“But far more numerous was the herd of such Who think too little, and who talk too much.” –John Dryden. During the early 1960s, I was assistant editor of The Newfoundland Examiner, a weekly tabloid published in St. John’s. It was a journal launched to provide progressive news and views that were not likely to be found in the province’s conservative media. Our sole reporter was Malcolm (“Mac”) Maclaren, who had earlier emigrated to Newfoundland from England. He and I were boarders in a lodge owned by Mrs. Penny (not her real name), and she became a good friend as well as a good host. One evening, however, her friendship with Mac was sorely tested. She had a dentist’s appointment at 8 o’clock the next morning, but her alarm clock was broken, so she was worried about getting there on time. “Oh, that’s all right, Mrs. Penny,” Mac assured her.…
It’s the most wonderful time of the year, so when someone says “Happy Holidays,” don’t be a putz.
Does Paul Davis represent a change for the Tories?

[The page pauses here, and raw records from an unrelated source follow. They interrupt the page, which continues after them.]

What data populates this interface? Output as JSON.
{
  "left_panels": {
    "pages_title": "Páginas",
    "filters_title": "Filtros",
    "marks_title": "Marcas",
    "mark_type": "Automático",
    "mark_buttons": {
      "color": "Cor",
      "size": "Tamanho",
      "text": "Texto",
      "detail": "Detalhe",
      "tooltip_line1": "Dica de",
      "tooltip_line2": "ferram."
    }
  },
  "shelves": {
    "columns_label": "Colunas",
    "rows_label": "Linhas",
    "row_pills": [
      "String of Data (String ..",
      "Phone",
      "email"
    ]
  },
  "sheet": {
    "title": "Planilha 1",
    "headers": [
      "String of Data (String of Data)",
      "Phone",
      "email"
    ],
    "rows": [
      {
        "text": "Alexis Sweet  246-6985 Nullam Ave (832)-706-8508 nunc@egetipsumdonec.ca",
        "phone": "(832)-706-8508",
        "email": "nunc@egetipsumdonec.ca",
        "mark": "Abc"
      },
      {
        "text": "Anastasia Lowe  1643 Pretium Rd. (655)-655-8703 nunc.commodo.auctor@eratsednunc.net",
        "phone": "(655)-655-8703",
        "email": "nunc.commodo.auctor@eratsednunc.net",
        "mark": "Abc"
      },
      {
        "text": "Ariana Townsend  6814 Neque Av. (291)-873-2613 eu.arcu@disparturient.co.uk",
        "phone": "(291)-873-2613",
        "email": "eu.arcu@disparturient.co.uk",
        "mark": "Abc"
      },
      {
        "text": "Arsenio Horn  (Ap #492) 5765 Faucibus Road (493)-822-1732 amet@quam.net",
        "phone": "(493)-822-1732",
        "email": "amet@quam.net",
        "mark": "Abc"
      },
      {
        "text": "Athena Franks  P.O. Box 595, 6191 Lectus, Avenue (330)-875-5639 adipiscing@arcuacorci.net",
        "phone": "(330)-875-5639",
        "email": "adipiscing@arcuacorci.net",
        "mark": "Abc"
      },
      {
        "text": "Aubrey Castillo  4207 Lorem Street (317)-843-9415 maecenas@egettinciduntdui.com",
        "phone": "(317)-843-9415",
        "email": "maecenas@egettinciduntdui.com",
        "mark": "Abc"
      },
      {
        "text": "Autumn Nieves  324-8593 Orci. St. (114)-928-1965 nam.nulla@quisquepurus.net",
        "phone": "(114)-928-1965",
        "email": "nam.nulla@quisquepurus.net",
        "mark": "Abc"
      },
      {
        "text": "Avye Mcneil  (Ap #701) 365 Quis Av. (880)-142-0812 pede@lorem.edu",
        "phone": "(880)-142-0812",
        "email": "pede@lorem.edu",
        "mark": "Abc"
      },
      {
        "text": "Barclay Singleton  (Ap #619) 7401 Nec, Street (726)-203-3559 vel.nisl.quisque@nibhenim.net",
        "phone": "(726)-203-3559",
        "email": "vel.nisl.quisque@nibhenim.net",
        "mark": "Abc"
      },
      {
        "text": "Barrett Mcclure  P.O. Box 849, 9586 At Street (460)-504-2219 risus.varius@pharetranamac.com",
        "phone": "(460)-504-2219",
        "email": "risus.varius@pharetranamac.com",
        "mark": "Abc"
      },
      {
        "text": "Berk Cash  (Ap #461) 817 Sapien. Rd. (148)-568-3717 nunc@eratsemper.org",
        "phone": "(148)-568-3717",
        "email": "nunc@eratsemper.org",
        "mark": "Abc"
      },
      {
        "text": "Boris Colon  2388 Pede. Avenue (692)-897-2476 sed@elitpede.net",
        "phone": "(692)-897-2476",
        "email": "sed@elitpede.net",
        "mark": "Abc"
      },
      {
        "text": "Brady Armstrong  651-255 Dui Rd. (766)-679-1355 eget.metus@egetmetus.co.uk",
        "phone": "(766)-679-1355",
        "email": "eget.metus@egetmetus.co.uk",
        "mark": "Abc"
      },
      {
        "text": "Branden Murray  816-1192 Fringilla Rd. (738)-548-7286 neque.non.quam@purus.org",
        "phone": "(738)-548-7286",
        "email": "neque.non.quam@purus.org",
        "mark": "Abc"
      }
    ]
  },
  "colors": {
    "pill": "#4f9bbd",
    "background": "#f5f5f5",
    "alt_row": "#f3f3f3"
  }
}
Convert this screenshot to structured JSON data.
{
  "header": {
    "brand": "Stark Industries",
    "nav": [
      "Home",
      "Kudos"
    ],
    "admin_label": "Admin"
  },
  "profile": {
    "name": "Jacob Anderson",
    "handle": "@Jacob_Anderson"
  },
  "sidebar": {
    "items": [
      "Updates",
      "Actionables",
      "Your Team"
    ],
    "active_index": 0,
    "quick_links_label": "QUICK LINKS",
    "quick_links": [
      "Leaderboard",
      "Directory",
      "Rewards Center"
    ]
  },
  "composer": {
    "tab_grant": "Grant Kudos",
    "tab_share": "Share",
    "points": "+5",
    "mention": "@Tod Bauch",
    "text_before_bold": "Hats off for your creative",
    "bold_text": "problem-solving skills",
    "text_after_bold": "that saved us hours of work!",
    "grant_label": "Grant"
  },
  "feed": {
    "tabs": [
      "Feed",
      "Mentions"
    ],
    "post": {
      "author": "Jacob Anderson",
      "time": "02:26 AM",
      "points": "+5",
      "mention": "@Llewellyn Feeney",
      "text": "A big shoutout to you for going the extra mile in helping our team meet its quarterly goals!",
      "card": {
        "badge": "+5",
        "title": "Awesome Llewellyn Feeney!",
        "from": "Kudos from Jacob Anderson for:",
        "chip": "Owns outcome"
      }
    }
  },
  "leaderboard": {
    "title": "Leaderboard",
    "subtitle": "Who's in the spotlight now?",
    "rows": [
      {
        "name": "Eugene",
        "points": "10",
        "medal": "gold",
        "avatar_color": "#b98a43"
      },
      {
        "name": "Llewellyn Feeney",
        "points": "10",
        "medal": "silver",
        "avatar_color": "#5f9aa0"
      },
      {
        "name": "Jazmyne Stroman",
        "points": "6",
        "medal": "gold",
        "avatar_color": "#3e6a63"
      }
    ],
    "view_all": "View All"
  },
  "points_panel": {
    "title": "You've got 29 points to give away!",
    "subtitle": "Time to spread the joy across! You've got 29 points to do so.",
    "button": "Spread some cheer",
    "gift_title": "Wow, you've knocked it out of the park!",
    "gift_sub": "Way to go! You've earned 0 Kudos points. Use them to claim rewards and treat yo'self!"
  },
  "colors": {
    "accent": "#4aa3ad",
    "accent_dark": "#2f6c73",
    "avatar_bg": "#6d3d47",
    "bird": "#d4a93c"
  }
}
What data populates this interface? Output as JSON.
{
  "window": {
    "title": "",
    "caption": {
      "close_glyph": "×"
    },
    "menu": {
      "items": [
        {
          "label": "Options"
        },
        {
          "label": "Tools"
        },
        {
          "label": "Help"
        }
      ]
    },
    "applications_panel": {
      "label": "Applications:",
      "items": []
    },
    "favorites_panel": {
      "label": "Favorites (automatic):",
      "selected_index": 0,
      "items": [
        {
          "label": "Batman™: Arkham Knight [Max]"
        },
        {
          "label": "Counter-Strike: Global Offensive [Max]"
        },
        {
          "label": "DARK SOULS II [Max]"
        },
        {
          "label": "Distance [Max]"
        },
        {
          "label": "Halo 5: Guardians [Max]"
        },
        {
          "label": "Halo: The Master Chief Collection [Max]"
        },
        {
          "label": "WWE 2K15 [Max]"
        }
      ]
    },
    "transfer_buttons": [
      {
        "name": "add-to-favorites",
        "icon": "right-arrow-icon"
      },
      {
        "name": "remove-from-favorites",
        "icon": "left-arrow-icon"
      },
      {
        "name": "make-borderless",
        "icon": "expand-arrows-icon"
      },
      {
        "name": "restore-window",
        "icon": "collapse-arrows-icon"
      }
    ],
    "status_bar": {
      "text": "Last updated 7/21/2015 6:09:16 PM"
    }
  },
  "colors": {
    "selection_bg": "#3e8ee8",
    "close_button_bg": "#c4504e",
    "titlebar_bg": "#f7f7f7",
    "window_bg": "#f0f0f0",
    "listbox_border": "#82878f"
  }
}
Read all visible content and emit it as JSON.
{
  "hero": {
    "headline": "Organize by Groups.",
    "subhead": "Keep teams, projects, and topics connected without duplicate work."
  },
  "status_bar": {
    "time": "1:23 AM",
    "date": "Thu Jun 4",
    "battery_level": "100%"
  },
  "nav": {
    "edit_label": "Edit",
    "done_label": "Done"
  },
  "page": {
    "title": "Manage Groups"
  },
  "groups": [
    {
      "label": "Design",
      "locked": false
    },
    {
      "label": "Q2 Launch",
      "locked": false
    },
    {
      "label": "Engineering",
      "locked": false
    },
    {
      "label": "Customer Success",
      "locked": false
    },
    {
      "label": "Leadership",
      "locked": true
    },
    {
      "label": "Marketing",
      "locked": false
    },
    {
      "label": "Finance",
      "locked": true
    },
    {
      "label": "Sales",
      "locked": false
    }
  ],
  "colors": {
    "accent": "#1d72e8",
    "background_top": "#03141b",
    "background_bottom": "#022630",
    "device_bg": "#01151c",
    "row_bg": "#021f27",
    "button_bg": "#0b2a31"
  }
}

A comparison of the language used by the provincial government with that of Davis during his leadership campaign provides a revealing answer
The politics of dialect, accent and language can be powerful, othering, and bizarre.
Some thoughts about the power and potential in and of us all…
On the ‘N-word’ a long way from the Rock
Katherine shares some observations on her language-learning experiences in Peru
Katherine shares five important observations that newcomers to Peru should be aware of.
It’s one thing to be a resident of Dubai, but another, impossible thing to fully assimilate.